Though there were several regulars frequenting the tour over the years including Bad Religion, Pennywise, and NOFX, the overall musical presence always mirrored the seasonal progression of punk rock evolution. The opening years consisted mostly of post-revival pop-punk and ska, showcasing bands like Blink-182, Sublime, The Bouncing Souls, and Goldfinger. As Warped burst into the Aughts, the genre began to change. Incorporating more aspects of metal and emocore, bands like From Autumn To Ashes, Good Charlotte, and The Used began making names for themselves. This was the first major sign on the Warped Tour that punk started to digress from the anti-conformist formula and began purposely playing for a pre-established image in the industry. These trends evolved as the 2005-07 tours grew heavier and poppier, bringing on acts like Atreyu, Underoath, Fall Out Boy, and Norma Jean. However, fears that punk was morphing into some type of mainstream-metallic, popcore hybrid were suppressed when appearances from acts like Anti-Flag, The Street Dogs, and Joan Jet and the Blackhearts made their mark back on the tour. As for 2012, the metalcore/pop-punk trend is running rampant with expected performances from Of Mice And Men, Four Year Strong, and Every Time I Die, while still maintaining the tour’s variety with a little bit of older punk styles peppered in – again seeing Anti-Flag and Bad Religion on the bill.

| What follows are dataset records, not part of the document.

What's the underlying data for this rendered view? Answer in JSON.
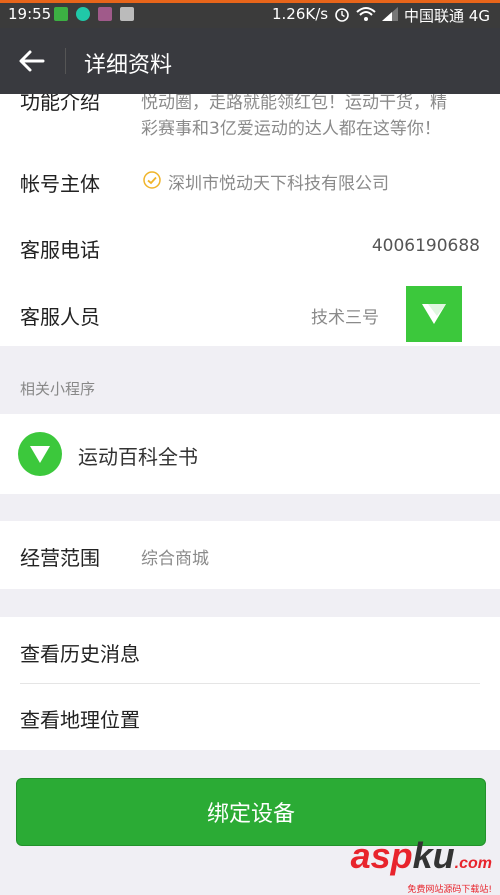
{
  "status": {
    "time": "19:55",
    "net_speed": "1.26K/s",
    "carrier": "中国联通",
    "network": "4G"
  },
  "nav": {
    "title": "详细资料"
  },
  "intro": {
    "label": "功能介绍",
    "line1": "悦动圈，走路就能领红包！运动干货，精",
    "line2": "彩赛事和3亿爱运动的达人都在这等你！"
  },
  "account": {
    "label": "帐号主体",
    "value": "深圳市悦动天下科技有限公司"
  },
  "phone": {
    "label": "客服电话",
    "value": "4006190688"
  },
  "staff": {
    "label": "客服人员",
    "value": "技术三号"
  },
  "mini": {
    "header": "相关小程序",
    "item": "运动百科全书"
  },
  "scope": {
    "label": "经营范围",
    "value": "综合商城"
  },
  "history": {
    "label": "查看历史消息"
  },
  "location": {
    "label": "查看地理位置"
  },
  "bind_button": "绑定设备",
  "watermark": {
    "main": "asp",
    "main2": "ku",
    "tld": ".com",
    "sub": "免费网站源码下载站!"
  },
  "colors": {
    "accent_green": "#2bab35",
    "navbar": "#393a3f",
    "verified_badge": "#f0b429"
  }
}
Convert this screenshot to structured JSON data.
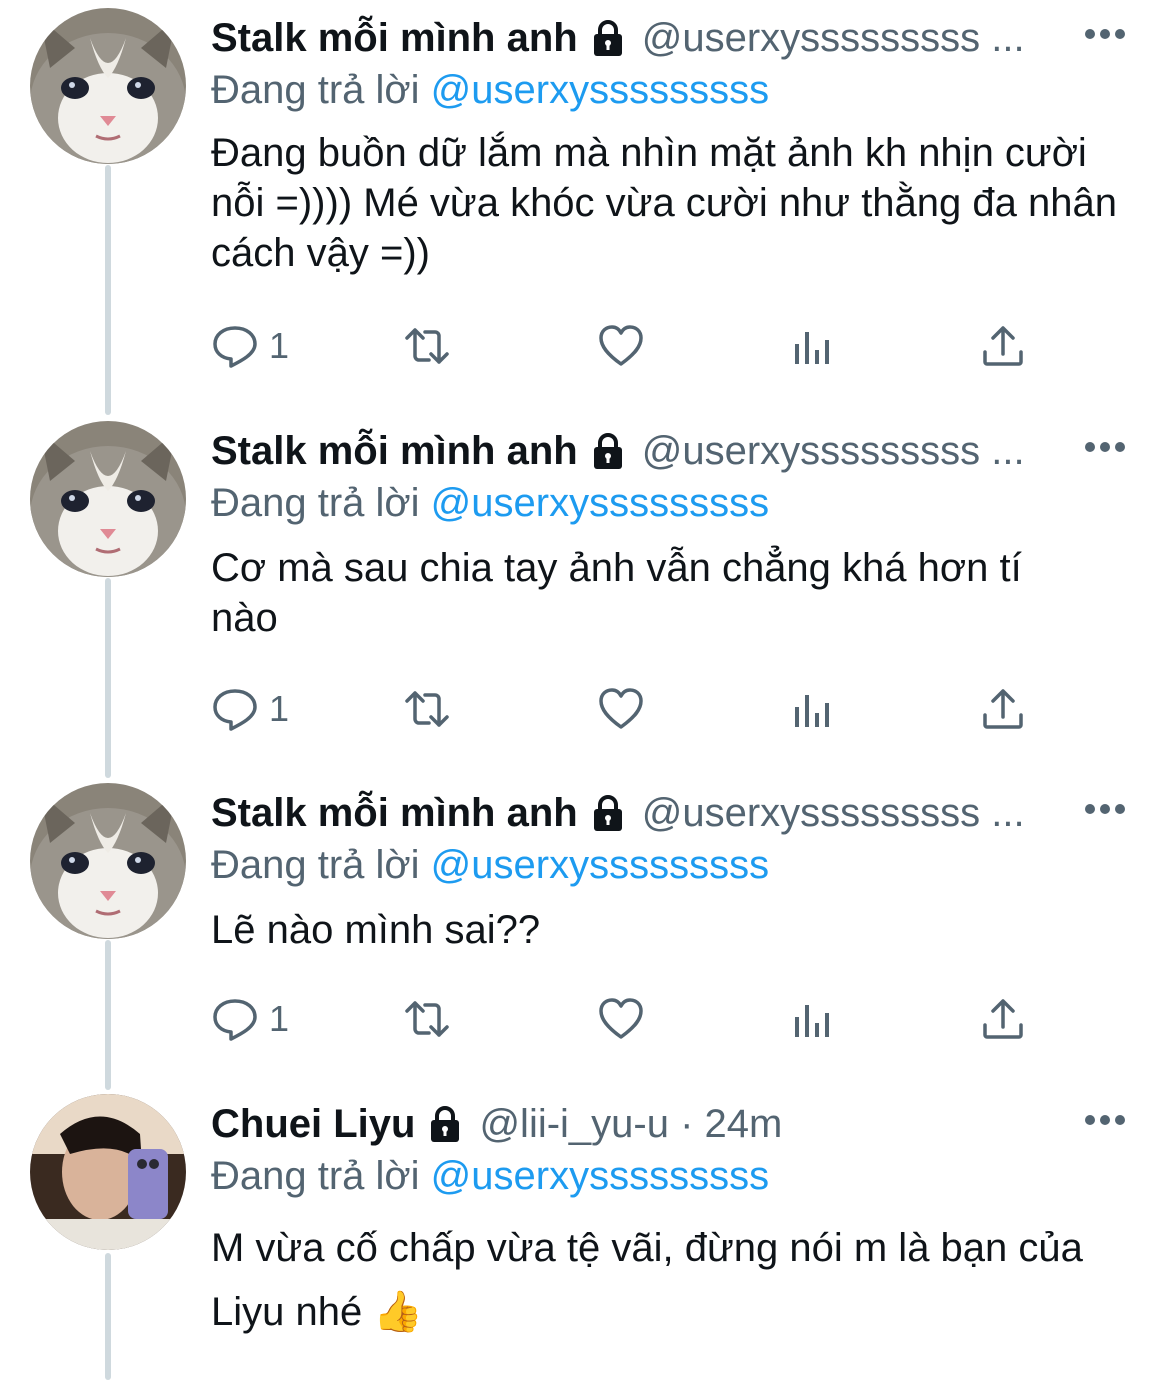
{
  "tweets": [
    {
      "name": "Stalk mỗi mình anh",
      "handle": "@userxysssssssss ...",
      "reply_prefix": "Đang trả lời",
      "reply_mention": "@userxysssssssss",
      "text": "Đang buồn dữ lắm mà nhìn mặt ảnh kh nhịn cười nỗi =)))) Mé vừa khóc vừa cười như thằng đa nhân cách vậy =))",
      "reply_count": "1"
    },
    {
      "name": "Stalk mỗi mình anh",
      "handle": "@userxysssssssss ...",
      "reply_prefix": "Đang trả lời",
      "reply_mention": "@userxysssssssss",
      "text": "Cơ mà sau chia tay ảnh vẫn chẳng khá hơn tí nào",
      "reply_count": "1"
    },
    {
      "name": "Stalk mỗi mình anh",
      "handle": "@userxysssssssss ...",
      "reply_prefix": "Đang trả lời",
      "reply_mention": "@userxysssssssss",
      "text": "Lẽ nào mình sai??",
      "reply_count": "1"
    },
    {
      "name": "Chuei Liyu",
      "handle": "@lii-i_yu-u · 24m",
      "reply_prefix": "Đang trả lời",
      "reply_mention": "@userxysssssssss",
      "text": "M vừa cố chấp vừa tệ vãi, đừng nói m là bạn của Liyu nhé 👍"
    }
  ],
  "icons": {
    "reply": "reply-icon",
    "retweet": "retweet-icon",
    "like": "heart-icon",
    "views": "views-icon",
    "share": "share-icon",
    "lock": "lock-icon",
    "more": "more-icon"
  },
  "colors": {
    "text": "#0f1419",
    "secondary": "#536471",
    "link": "#1d9bf0",
    "thread_line": "#cfd9de"
  }
}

But if Warped is such a good medium for representing punk development, what will we see in the coming years? More and more artists are beginning to display influence from the swelling presence of EDM in the industry, so be on the lookout for groups following the footsteps of Breath Carolina, Asking Alexandria, and Blood On The Dance Floor. It’s hard to believe any of the old-schoolers will embrace this digital craze, but it’s clear that dubstep and electronica are inching their way into the pop-punk/metalcore scene. Alas, classic punks need not fear. As popular music genre lines continue to cross and fade, you can expect a new punk rock style to break free from the mainstream magnet, challenging the commercial industry template as it always has. How this will happen and where it will come from is anyone’s guess, but you can bet that the Warped Tour will make sure to showcase what’s going on.
The 2012 Vans Warped Tour kicked off on Saturday, June 16 in Salt Lake City. For a full list of bands and dates check out VansWarpedTour.com, and be sure to check out the OurStage.com stage while you’re there.